A black hole slingshot?
Evidence for a recoiling black hole has been spotted some 4 billion light years away.
Evidence for a recoiling black hole has been found using data from the Chandra X-ray Observatory, XMM-Newton, the Hubble Space Telescope (HST), and several ground-based telescopes. A new paper reports that this black hole kickback was caused either by a slingshot effect produced in a triple black hole system, or from the effects of gravitational waves produced after two supermassive black holes merged a few million years earlier.
The discovery of this object, located in this composite image, comes from a large, multi-wavelength survey, known as the Cosmic Evolution Survey (COSMOS). This survey includes data from Chandra, HST, XMM-Newton, as well as ground-based observatories. Of the 2,600 X-ray sources found in COSMOS, only one -- named CID-42 and located in a galaxy about 3.9 billion light years away -- coincides with two very close, compact optical sources. In this image, the X-ray source detected by Chandra is colored blue, while the Hubble data are seen in gold. The two white sources near the center of the image are seen in the optical HST data, but they are too close for Chandra to resolve them separately.
The galaxy's long tail suggests that a merger between galaxies has occurred relatively recently, only a few million years earlier. Data from the Very Large Telescope and the Magellan telescope give evidence that there is a large difference in speed between the two optical sources of at least about three million miles an hour.
The X-ray spectra from Chandra and XMM-Newton provide extra information about CID-42. Absorption from iron-rich gas shows that gas is moving rapidly away from us in the rest frame of the galaxy.
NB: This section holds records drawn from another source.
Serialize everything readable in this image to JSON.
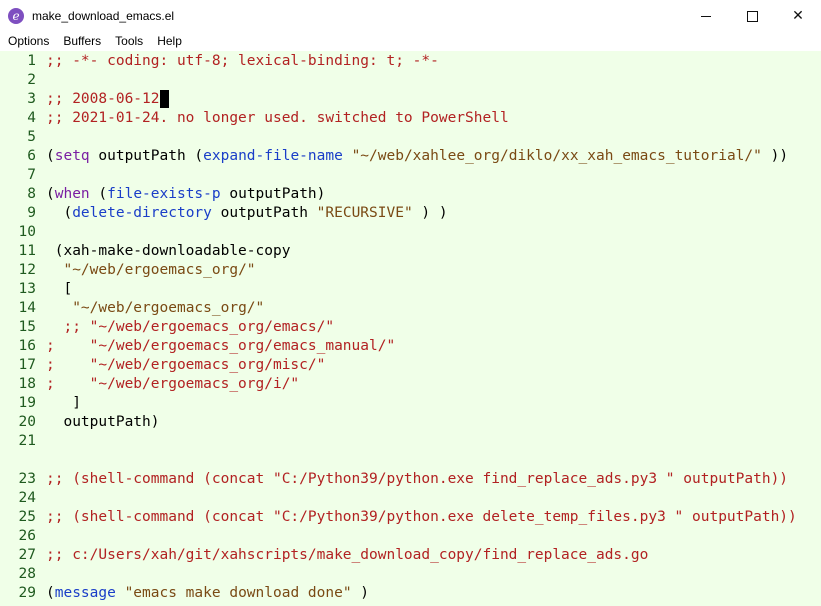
{
  "window": {
    "title": "make_download_emacs.el",
    "icon": "emacs-icon",
    "controls": {
      "minimize": "minimize-icon",
      "maximize": "maximize-icon",
      "close": "✕"
    }
  },
  "menu": [
    "Options",
    "Buffers",
    "Tools",
    "Help"
  ],
  "lines": [
    {
      "n": "1",
      "segs": [
        {
          "t": ";; -*- coding: utf-8; lexical-binding: t; -*-",
          "c": "cm"
        }
      ]
    },
    {
      "n": "2",
      "segs": []
    },
    {
      "n": "3",
      "segs": [
        {
          "t": ";; 2008-06-12",
          "c": "cm"
        }
      ],
      "cursor": true
    },
    {
      "n": "4",
      "segs": [
        {
          "t": ";; 2021-01-24. no longer used. switched to PowerShell",
          "c": "cm"
        }
      ]
    },
    {
      "n": "5",
      "segs": []
    },
    {
      "n": "6",
      "segs": [
        {
          "t": "(",
          "c": ""
        },
        {
          "t": "setq",
          "c": "kw"
        },
        {
          "t": " outputPath (",
          "c": ""
        },
        {
          "t": "expand-file-name",
          "c": "bi"
        },
        {
          "t": " ",
          "c": ""
        },
        {
          "t": "\"~/web/xahlee_org/diklo/xx_xah_emacs_tutorial/\"",
          "c": "st"
        },
        {
          "t": " ))",
          "c": ""
        }
      ]
    },
    {
      "n": "7",
      "segs": []
    },
    {
      "n": "8",
      "segs": [
        {
          "t": "(",
          "c": ""
        },
        {
          "t": "when",
          "c": "kw"
        },
        {
          "t": " (",
          "c": ""
        },
        {
          "t": "file-exists-p",
          "c": "bi"
        },
        {
          "t": " outputPath)",
          "c": ""
        }
      ]
    },
    {
      "n": "9",
      "segs": [
        {
          "t": "  (",
          "c": ""
        },
        {
          "t": "delete-directory",
          "c": "bi"
        },
        {
          "t": " outputPath ",
          "c": ""
        },
        {
          "t": "\"RECURSIVE\"",
          "c": "st"
        },
        {
          "t": " ) )",
          "c": ""
        }
      ]
    },
    {
      "n": "10",
      "segs": []
    },
    {
      "n": "11",
      "segs": [
        {
          "t": " (xah-make-downloadable-copy",
          "c": ""
        }
      ]
    },
    {
      "n": "12",
      "segs": [
        {
          "t": "  ",
          "c": ""
        },
        {
          "t": "\"~/web/ergoemacs_org/\"",
          "c": "st"
        }
      ]
    },
    {
      "n": "13",
      "segs": [
        {
          "t": "  [",
          "c": ""
        }
      ]
    },
    {
      "n": "14",
      "segs": [
        {
          "t": "   ",
          "c": ""
        },
        {
          "t": "\"~/web/ergoemacs_org/\"",
          "c": "st"
        }
      ]
    },
    {
      "n": "15",
      "segs": [
        {
          "t": "  ;; \"~/web/ergoemacs_org/emacs/\"",
          "c": "cm"
        }
      ]
    },
    {
      "n": "16",
      "segs": [
        {
          "t": ";    \"~/web/ergoemacs_org/emacs_manual/\"",
          "c": "cm"
        }
      ]
    },
    {
      "n": "17",
      "segs": [
        {
          "t": ";    \"~/web/ergoemacs_org/misc/\"",
          "c": "cm"
        }
      ]
    },
    {
      "n": "18",
      "segs": [
        {
          "t": ";    \"~/web/ergoemacs_org/i/\"",
          "c": "cm"
        }
      ]
    },
    {
      "n": "19",
      "segs": [
        {
          "t": "   ]",
          "c": ""
        }
      ]
    },
    {
      "n": "20",
      "segs": [
        {
          "t": "  outputPath)",
          "c": ""
        }
      ]
    },
    {
      "n": "21",
      "segs": []
    },
    {
      "n": "",
      "segs": []
    },
    {
      "n": "23",
      "segs": [
        {
          "t": ";; (shell-command (concat \"C:/Python39/python.exe find_replace_ads.py3 \" outputPath))",
          "c": "cm"
        }
      ]
    },
    {
      "n": "24",
      "segs": []
    },
    {
      "n": "25",
      "segs": [
        {
          "t": ";; (shell-command (concat \"C:/Python39/python.exe delete_temp_files.py3 \" outputPath))",
          "c": "cm"
        }
      ]
    },
    {
      "n": "26",
      "segs": []
    },
    {
      "n": "27",
      "segs": [
        {
          "t": ";; c:/Users/xah/git/xahscripts/make_download_copy/find_replace_ads.go",
          "c": "cm"
        }
      ]
    },
    {
      "n": "28",
      "segs": []
    },
    {
      "n": "29",
      "segs": [
        {
          "t": "(",
          "c": ""
        },
        {
          "t": "message",
          "c": "bi"
        },
        {
          "t": " ",
          "c": ""
        },
        {
          "t": "\"emacs make download done\"",
          "c": "st"
        },
        {
          "t": " )",
          "c": ""
        }
      ]
    }
  ]
}
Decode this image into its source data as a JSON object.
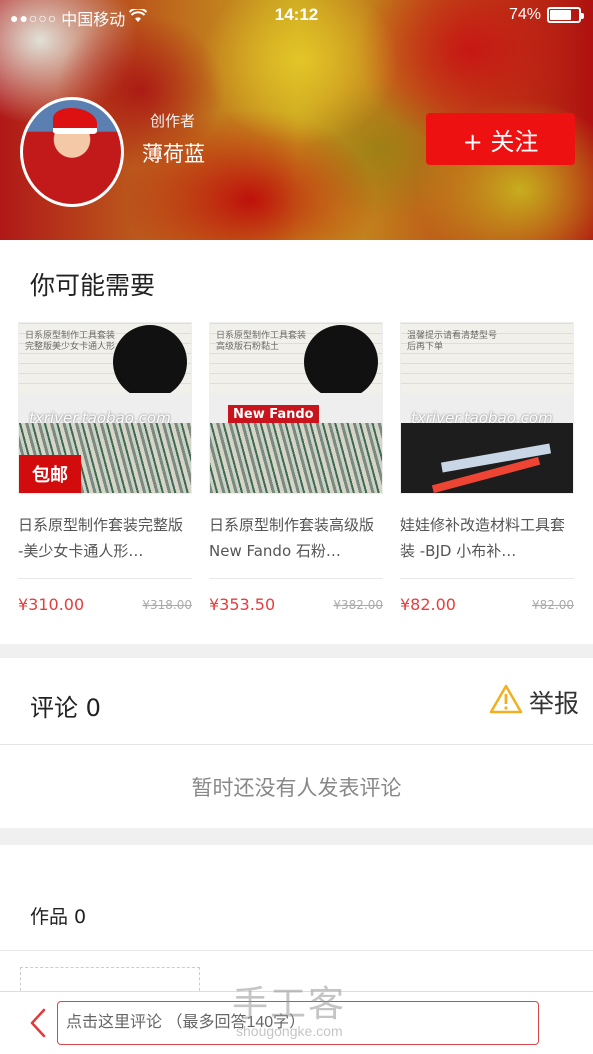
{
  "status_bar": {
    "carrier": "中国移动",
    "time": "14:12",
    "battery": "74%",
    "battery_level": 0.74
  },
  "profile": {
    "role_label": "创作者",
    "name": "薄荷蓝",
    "follow_label": "+ 关注"
  },
  "recommend": {
    "title": "你可能需要",
    "products": [
      {
        "name": "日系原型制作套装完整版 -美少女卡通人形…",
        "price": "¥310.00",
        "old_price": "¥318.00",
        "watermark": "txriver.taobao.com",
        "badge": "包邮"
      },
      {
        "name": "日系原型制作套装高级版 New Fando 石粉…",
        "price": "¥353.50",
        "old_price": "¥382.00",
        "label": "New Fando"
      },
      {
        "name": "娃娃修补改造材料工具套装 -BJD 小布补…",
        "price": "¥82.00",
        "old_price": "¥82.00",
        "watermark": "txriver.taobao.com"
      }
    ]
  },
  "comments": {
    "title": "评论 0",
    "report_label": "举报",
    "empty_text": "暂时还没有人发表评论"
  },
  "works": {
    "title": "作品 0"
  },
  "bottom_bar": {
    "placeholder": "点击这里评论 （最多回答140字）"
  },
  "watermark": {
    "zh": "手工客",
    "en": "shougongke.com"
  },
  "colors": {
    "accent": "#ee1111",
    "price": "#e83c3c",
    "warning": "#f0b020"
  }
}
This could be gas in the galaxy between us and one of the black holes that is falling into the black hole, or it could be gas on the far side of the black hole that is blowing away.
Megan Watzke blogs at ChandraBlog